Unfortunately, I have read about pewter contaminating/pitting
sterling, and also that there may be a chemical reaction between
the two which might affect the wearer.
The problem with tin (pewter is usually almost pure tin with a trace
of copper) or lead, or alloys of the two, and silver, is that if
there are bits of these alloys on the silver, AND YOU THEN HEAT THE
SILVER to SILVER SOLDERING TEMPS, the lower melting metals will melt,
alloy with, and then sink into the silver, creating what can be
disastrous pits. But this only happens when the silver is heated to
substantially higher than the melting points of the pewter or lead.
You're not doing that here, as you're only heating enough to melt
the pewter, not to melt any silver alloy. So no pitting to worry
You can make your bails in silver, designed so they fit into a
suitable part of your mold so they're held in position by the mold,
and they should have some part of silver that will extend into the
pewter, preferably with a shape that will "lock" into the pewter so
the joint can be purely mechanical in nature, rather than requiring
strength in a "solder" joint or similar bond where the tin would have
to "wet" the silver. You cast the pewter normally, it flows around
and locks into the silver, and voila, you've got your bail.
There should be no chemical reaction here to worry about.
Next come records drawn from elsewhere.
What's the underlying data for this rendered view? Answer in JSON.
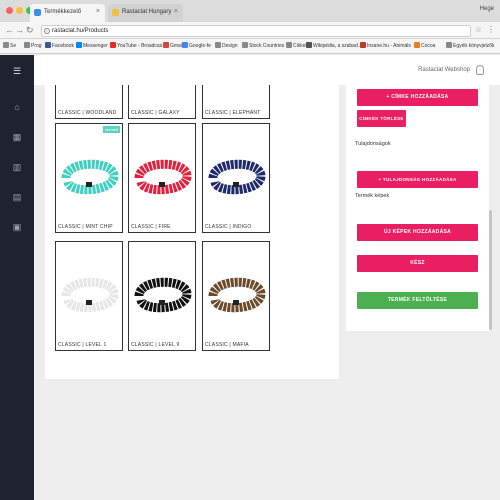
{
  "browser": {
    "tabs": [
      {
        "title": "Termékkezelő",
        "active": true
      },
      {
        "title": "Rastaclat Hungary",
        "active": false
      }
    ],
    "profile": "Hege",
    "url": "rastaclat.hu/Products",
    "bookmarks": [
      "Se",
      "Prog",
      "Facebook",
      "Messenger",
      "YouTube - Broadcas...",
      "Gmail",
      "Google-fe",
      "Design",
      "Stock Countries",
      "Cikkek",
      "Wikipédia, a szabad...",
      "Insane.hu - Animáls",
      "Cocoa",
      "Egyéb könyvjelzők"
    ]
  },
  "sidebar": {
    "icons": [
      "menu-icon",
      "bank-icon",
      "grid-icon",
      "chart-icon",
      "book-icon",
      "clipboard-icon"
    ]
  },
  "topbar": {
    "user": "Rastaclat Webshop"
  },
  "products": [
    {
      "label": "CLASSIC | WOODLAND",
      "color": "#5a4a2e",
      "partial": true
    },
    {
      "label": "CLASSIC | GALAXY",
      "color": "#3b2f5a",
      "partial": true
    },
    {
      "label": "CLASSIC | ELEPHANT",
      "color": "#888888",
      "partial": true
    },
    {
      "label": "CLASSIC | MINT CHIP",
      "color": "#3fcfbf",
      "badge": "kiemelt"
    },
    {
      "label": "CLASSIC | FIRE",
      "color": "#e0213f"
    },
    {
      "label": "CLASSIC | INDIGO",
      "color": "#1e2a6b"
    },
    {
      "label": "CLASSIC | LEVEL 1",
      "color": "#f2f2f2"
    },
    {
      "label": "CLASSIC | LEVEL 9",
      "color": "#111111"
    },
    {
      "label": "CLASSIC | MAFIA",
      "color": "#6b4a2a"
    }
  ],
  "right_panel": {
    "add_tag": "+ CÍMKE HOZZÁADÁSA",
    "delete_tags": "CÍMKÉK TÖRLÉSE",
    "properties_label": "Tulajdonságok",
    "add_property": "+ TULAJDONSÁG HOZZÁADÁSA",
    "images_label": "Termék képek",
    "add_images": "ÚJ KÉPEK HOZZÁADÁSA",
    "done": "KÉSZ",
    "upload": "TERMÉK FELTÖLTÉSE"
  },
  "colors": {
    "accent": "#e91e63",
    "success": "#4caf50",
    "sidebar": "#1f2230"
  }
}
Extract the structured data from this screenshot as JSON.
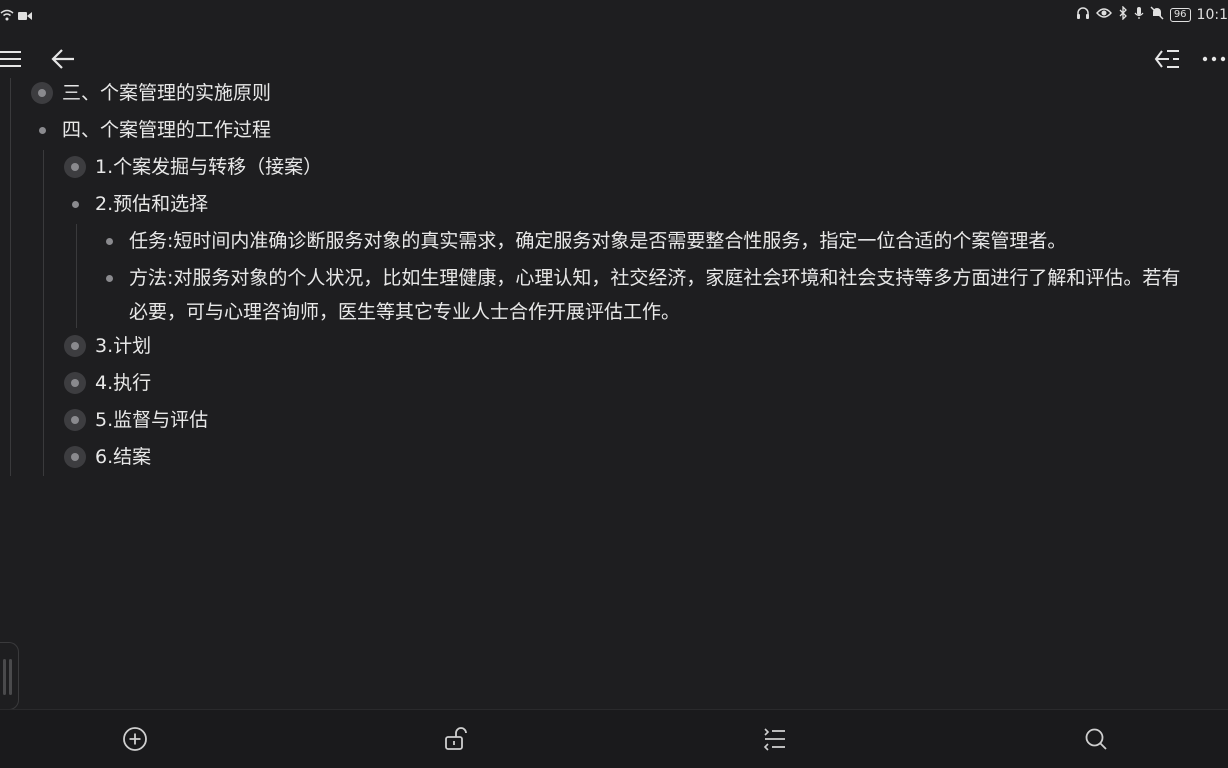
{
  "status": {
    "time": "10:1",
    "battery": "96"
  },
  "outline": {
    "items": [
      {
        "text": "三、个案管理的实施原则",
        "bullet": "collapsed"
      },
      {
        "text": "四、个案管理的工作过程",
        "bullet": "dot"
      },
      {
        "text": "1.个案发掘与转移（接案）",
        "bullet": "collapsed"
      },
      {
        "text": "2.预估和选择",
        "bullet": "dot"
      },
      {
        "text": "任务:短时间内准确诊断服务对象的真实需求，确定服务对象是否需要整合性服务，指定一位合适的个案管理者。",
        "bullet": "dot"
      },
      {
        "text": "方法:对服务对象的个人状况，比如生理健康，心理认知，社交经济，家庭社会环境和社会支持等多方面进行了解和评估。若有必要，可与心理咨询师，医生等其它专业人士合作开展评估工作。",
        "bullet": "dot"
      },
      {
        "text": "3.计划",
        "bullet": "collapsed"
      },
      {
        "text": "4.执行",
        "bullet": "collapsed"
      },
      {
        "text": "5.监督与评估",
        "bullet": "collapsed"
      },
      {
        "text": "6.结案",
        "bullet": "collapsed"
      }
    ]
  },
  "colors": {
    "background": "#1e1e20",
    "text": "#e8e8e8",
    "bullet": "#8a8a8e"
  }
}
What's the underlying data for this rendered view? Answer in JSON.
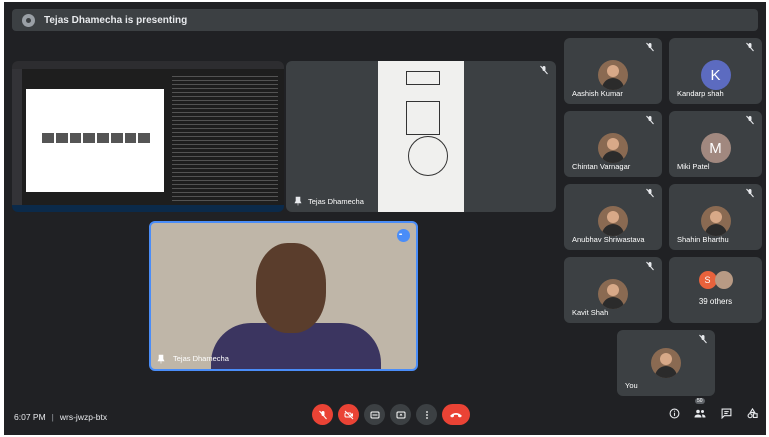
{
  "banner": {
    "text": "Tejas Dhamecha is presenting"
  },
  "presentation": {
    "presenter_name": "Tejas Dhamecha"
  },
  "speaker": {
    "name": "Tejas Dhamecha"
  },
  "participants": [
    {
      "name": "Aashish Kumar",
      "initial": ""
    },
    {
      "name": "Kandarp shah",
      "initial": "K"
    },
    {
      "name": "Chintan Varnagar",
      "initial": ""
    },
    {
      "name": "Miki Patel",
      "initial": "M"
    },
    {
      "name": "Anubhav Shriwastava",
      "initial": ""
    },
    {
      "name": "Shahin Bharthu",
      "initial": ""
    },
    {
      "name": "Kavit Shah",
      "initial": ""
    }
  ],
  "others": {
    "initial": "S",
    "count_label": "39 others"
  },
  "self_tile": {
    "name": "You"
  },
  "meeting": {
    "time": "6:07 PM",
    "separator": "|",
    "code": "wrs-jwzp-btx"
  },
  "people_badge": "50",
  "icons": {
    "mic_off": "mic-off-icon",
    "cam_off": "video-off-icon",
    "captions": "captions-icon",
    "present": "present-icon",
    "more": "more-options-icon",
    "end": "end-call-icon",
    "info": "info-icon",
    "people": "people-icon",
    "chat": "chat-icon",
    "activities": "activities-icon"
  },
  "colors": {
    "background": "#202124",
    "tile": "#3c4043",
    "danger": "#ea4335",
    "accent": "#4a8df8"
  }
}
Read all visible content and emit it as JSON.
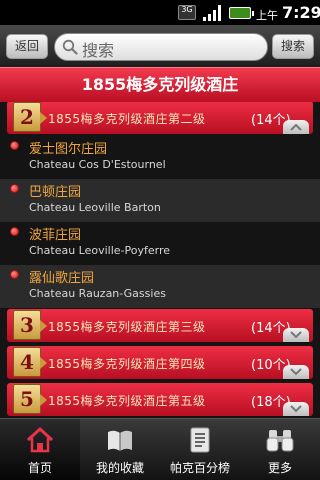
{
  "status_bar": {
    "network": "3G",
    "ampm": "上午",
    "time": "7:29"
  },
  "top_bar": {
    "back_label": "返回",
    "search_placeholder": "搜索",
    "search_button_label": "搜索"
  },
  "title": "1855梅多克列级酒庄",
  "groups": [
    {
      "number": "2",
      "title": "1855梅多克列级酒庄第二级",
      "count": "(14个)",
      "expanded": true
    },
    {
      "number": "3",
      "title": "1855梅多克列级酒庄第三级",
      "count": "(14个)",
      "expanded": false
    },
    {
      "number": "4",
      "title": "1855梅多克列级酒庄第四级",
      "count": "(10个)",
      "expanded": false
    },
    {
      "number": "5",
      "title": "1855梅多克列级酒庄第五级",
      "count": "(18个)",
      "expanded": false
    }
  ],
  "items": [
    {
      "name_cn": "爱士图尔庄园",
      "name_en": "Chateau Cos D'Estournel"
    },
    {
      "name_cn": "巴顿庄园",
      "name_en": "Chateau Leoville Barton"
    },
    {
      "name_cn": "波菲庄园",
      "name_en": "Chateau Leoville-Poyferre"
    },
    {
      "name_cn": "露仙歌庄园",
      "name_en": "Chateau Rauzan-Gassies"
    }
  ],
  "tabs": [
    {
      "label": "首页",
      "icon": "home-icon",
      "active": true
    },
    {
      "label": "我的收藏",
      "icon": "book-icon",
      "active": false
    },
    {
      "label": "帕克百分榜",
      "icon": "list-icon",
      "active": false
    },
    {
      "label": "更多",
      "icon": "binoculars-icon",
      "active": false
    }
  ],
  "colors": {
    "accent_red": "#d8182e",
    "item_cn_text": "#f0a640",
    "number_badge": "#e6c270"
  }
}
Both
pewter and silver as safe for the wearer, and the combination is no